Judged with functional criterion, the works collected in The Linguistic Turn accomplish very little indeed. The pieces work as conceptual one-liners to be grasped and understood in a moment. In John Baldwin’s second piece shown, one part of the declaration “This work of art is so fucking good it was sold immediately” is painted on four canvases, with a picture of the whole printed on each. The painting means to parody the high pretensions of artistic value. But its effect is no greater than, say, the impact a Woody Allen’s quip about mortality has on death itself. To make light of a situation is not to change it. The same follows, too, for many of the successor projects of conceptualism: despite some thirty years institutional critique, museums thrive, even fester.
Kosuth and his compatriots took themselves to be revolutionaries of a sort. The old framework, of aesthetic judgement, form and taste, seemed to be dying or dead. Nihilism stood at the door. By re-functioning art around what Rosalind Krauss has called “logical operations on a set of cultural terms,” art would find new meaning. But the result, fully evidenced in this show, was to leave a nihilism devoid of all tension: the end of art as an ever-lasting punch line. To reconsider the critical program of Fried and Greenberg (and, indeed, Adorno, Hegel, Kant, Rousseau and Diderot) entails no neo-populist cooing about “beauty”. It demands, instead, attending to the animating difficulties of modern art: the inconceivable possibility of artistic judgement, the self-undermining search for value under capitalist modernity, the persistent evasion of consummate meaninglessness, and – above all, and most opaquely – the problem of freedom. Long evaded, these questions seem obscure relics.

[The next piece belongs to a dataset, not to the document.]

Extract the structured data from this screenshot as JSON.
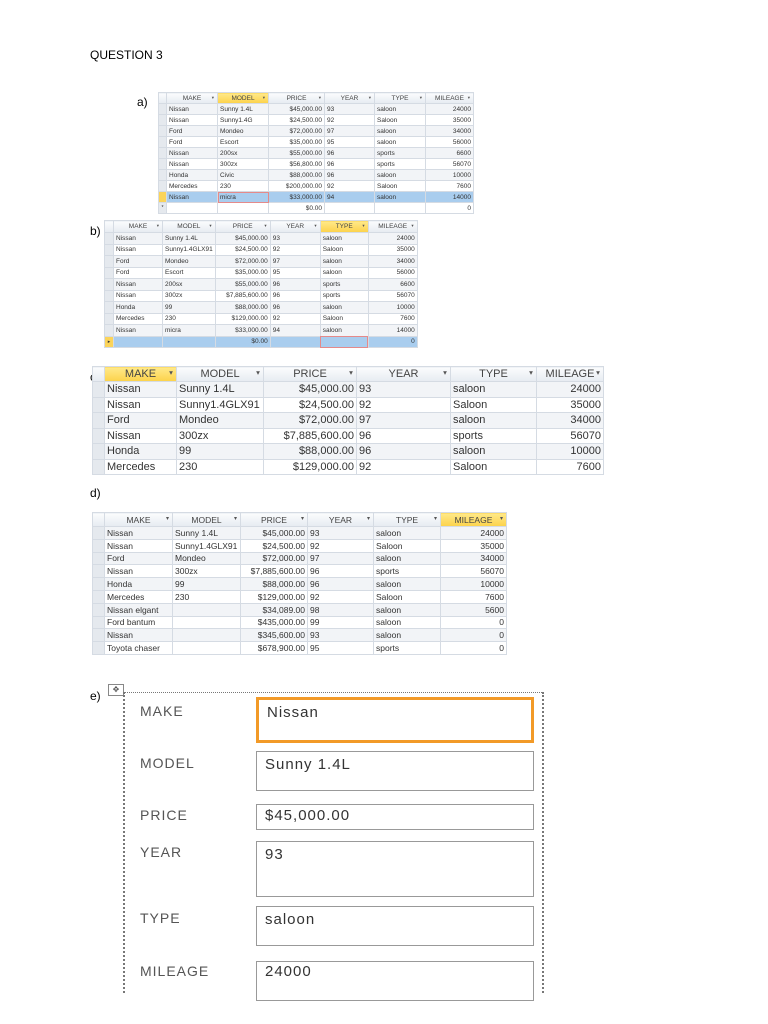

But if there is hope – whether for the heroic accomplishments of high modernism or the most minor riffs of conceptualism – the hope lies in the past, this past, our past.
1. Conceptual Art 1962-1969: From the Aesthetic of Administration to the Critique of Institutions
2. Rirkrit Tiravanijia, Demonstration Drawings, gallery announcement: http://www.artcat.com/exhibits/7596
3. Lisa E. Farrington, Kara Walker, Ellen Gallagher, Woman’s Art Journal, Vol. 25, No. 1 (Spring – Summer, 2004), pp. 59-61
4. Krauss, Rosalind, “”The Rock”: William Kentridge’s Drawings for Projection” October, Vol. 95, (Winter, 2001), pp. 53
5. Quoted in “Conceptual art: a critical anthology” p. 177